Without changing a single character, copy every record below.

****************************************

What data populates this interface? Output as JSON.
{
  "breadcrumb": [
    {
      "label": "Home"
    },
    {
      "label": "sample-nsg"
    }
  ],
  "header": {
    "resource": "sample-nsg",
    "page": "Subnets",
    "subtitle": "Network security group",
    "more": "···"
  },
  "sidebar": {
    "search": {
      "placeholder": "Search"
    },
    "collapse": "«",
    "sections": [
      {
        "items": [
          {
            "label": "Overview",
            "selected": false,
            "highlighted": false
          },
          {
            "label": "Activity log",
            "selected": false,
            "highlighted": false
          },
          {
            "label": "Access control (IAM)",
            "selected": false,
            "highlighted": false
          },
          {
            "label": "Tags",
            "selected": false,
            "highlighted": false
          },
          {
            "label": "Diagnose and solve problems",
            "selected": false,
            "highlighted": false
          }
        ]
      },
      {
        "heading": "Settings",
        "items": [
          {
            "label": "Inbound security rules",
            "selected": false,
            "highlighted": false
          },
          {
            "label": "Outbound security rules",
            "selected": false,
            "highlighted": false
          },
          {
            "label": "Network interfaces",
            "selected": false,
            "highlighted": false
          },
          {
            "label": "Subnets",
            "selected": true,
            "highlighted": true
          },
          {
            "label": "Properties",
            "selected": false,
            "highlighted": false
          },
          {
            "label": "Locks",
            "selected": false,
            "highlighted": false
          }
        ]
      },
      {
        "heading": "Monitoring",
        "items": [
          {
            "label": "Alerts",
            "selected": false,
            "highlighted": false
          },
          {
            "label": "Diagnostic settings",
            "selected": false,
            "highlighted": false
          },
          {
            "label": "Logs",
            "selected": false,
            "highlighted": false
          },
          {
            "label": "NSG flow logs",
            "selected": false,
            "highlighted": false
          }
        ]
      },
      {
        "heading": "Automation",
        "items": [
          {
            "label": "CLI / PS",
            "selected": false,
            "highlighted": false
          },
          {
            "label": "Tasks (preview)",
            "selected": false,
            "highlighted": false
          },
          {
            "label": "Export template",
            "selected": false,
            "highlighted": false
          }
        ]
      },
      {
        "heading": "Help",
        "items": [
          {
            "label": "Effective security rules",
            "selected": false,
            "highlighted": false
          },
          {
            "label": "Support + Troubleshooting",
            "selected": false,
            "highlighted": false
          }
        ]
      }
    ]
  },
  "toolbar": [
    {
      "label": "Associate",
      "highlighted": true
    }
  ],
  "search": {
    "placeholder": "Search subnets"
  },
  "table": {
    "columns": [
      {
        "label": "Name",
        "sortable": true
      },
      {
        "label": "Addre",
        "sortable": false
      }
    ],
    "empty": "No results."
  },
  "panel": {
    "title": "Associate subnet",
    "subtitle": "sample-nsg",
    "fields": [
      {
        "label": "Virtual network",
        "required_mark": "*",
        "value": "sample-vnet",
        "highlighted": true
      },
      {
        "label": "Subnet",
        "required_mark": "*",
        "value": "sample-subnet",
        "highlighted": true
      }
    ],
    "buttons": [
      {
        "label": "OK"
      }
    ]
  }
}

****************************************

RESPONSE TO THE TASK ::
What data populates this interface? Output as JSON.
{
  "breadcrumb": [
    {
      "label": "Home"
    },
    {
      "label": "sample-nsg"
    }
  ],
  "header": {
    "resource": "sample-nsg",
    "page": "Subnets",
    "subtitle": "Network security group",
    "more": "···"
  },
  "sidebar": {
    "search": {
      "placeholder": "Search"
    },
    "collapse": "«",
    "sections": [
      {
        "items": [
          {
            "label": "Overview",
            "selected": false,
            "highlighted": false
          },
          {
            "label": "Activity log",
            "selected": false,
            "highlighted": false
          },
          {
            "label": "Access control (IAM)",
            "selected": false,
            "highlighted": false
          },
          {
            "label": "Tags",
            "selected": false,
            "highlighted": false
          },
          {
            "label": "Diagnose and solve problems",
            "selected": false,
            "highlighted": false
          }
        ]
      },
      {
        "heading": "Settings",
        "items": [
          {
            "label": "Inbound security rules",
            "selected": false,
            "highlighted": false
          },
          {
            "label": "Outbound security rules",
            "selected": false,
            "highlighted": false
          },
          {
            "label": "Network interfaces",
            "selected": false,
            "highlighted": false
          },
          {
            "label": "Subnets",
            "selected": true,
            "highlighted": true
          },
          {
            "label": "Properties",
            "selected": false,
            "highlighted": false
          },
          {
            "label": "Locks",
            "selected": false,
            "highlighted": false
          }
        ]
      },
      {
        "heading": "Monitoring",
        "items": [
          {
            "label": "Alerts",
            "selected": false,
            "highlighted": false
          },
          {
            "label": "Diagnostic settings",
            "selected": false,
            "highlighted": false
          },
          {
            "label": "Logs",
            "selected": false,
            "highlighted": false
          },
          {
            "label": "NSG flow logs",
            "selected": false,
            "highlighted": false
          }
        ]
      },
      {
        "heading": "Automation",
        "items": [
          {
            "label": "CLI / PS",
            "selected": false,
            "highlighted": false
          },
          {
            "label": "Tasks (preview)",
            "selected": false,
            "highlighted": false
          },
          {
            "label": "Export template",
            "selected": false,
            "highlighted": false
          }
        ]
      },
      {
        "heading": "Help",
        "items": [
          {
            "label": "Effective security rules",
            "selected": false,
            "highlighted": false
          },
          {
            "label": "Support + Troubleshooting",
            "selected": false,
            "highlighted": false
          }
        ]
      }
    ]
  },
  "toolbar": [
    {
      "label": "Associate",
      "highlighted": true
    }
  ],
  "search": {
    "placeholder": "Search subnets"
  },
  "table": {
    "columns": [
      {
        "label": "Name",
        "sortable": true
      },
      {
        "label": "Addre",
        "sortable": false
      }
    ],
    "empty": "No results."
  },
  "panel": {
    "title": "Associate subnet",
    "subtitle": "sample-nsg",
    "fields": [
      {
        "label": "Virtual network",
        "required_mark": "*",
        "value": "sample-vnet",
        "highlighted": true
      },
      {
        "label": "Subnet",
        "required_mark": "*",
        "value": "sample-subnet",
        "highlighted": true
      }
    ],
    "buttons": [
      {
        "label": "OK"
      }
    ]
  }
}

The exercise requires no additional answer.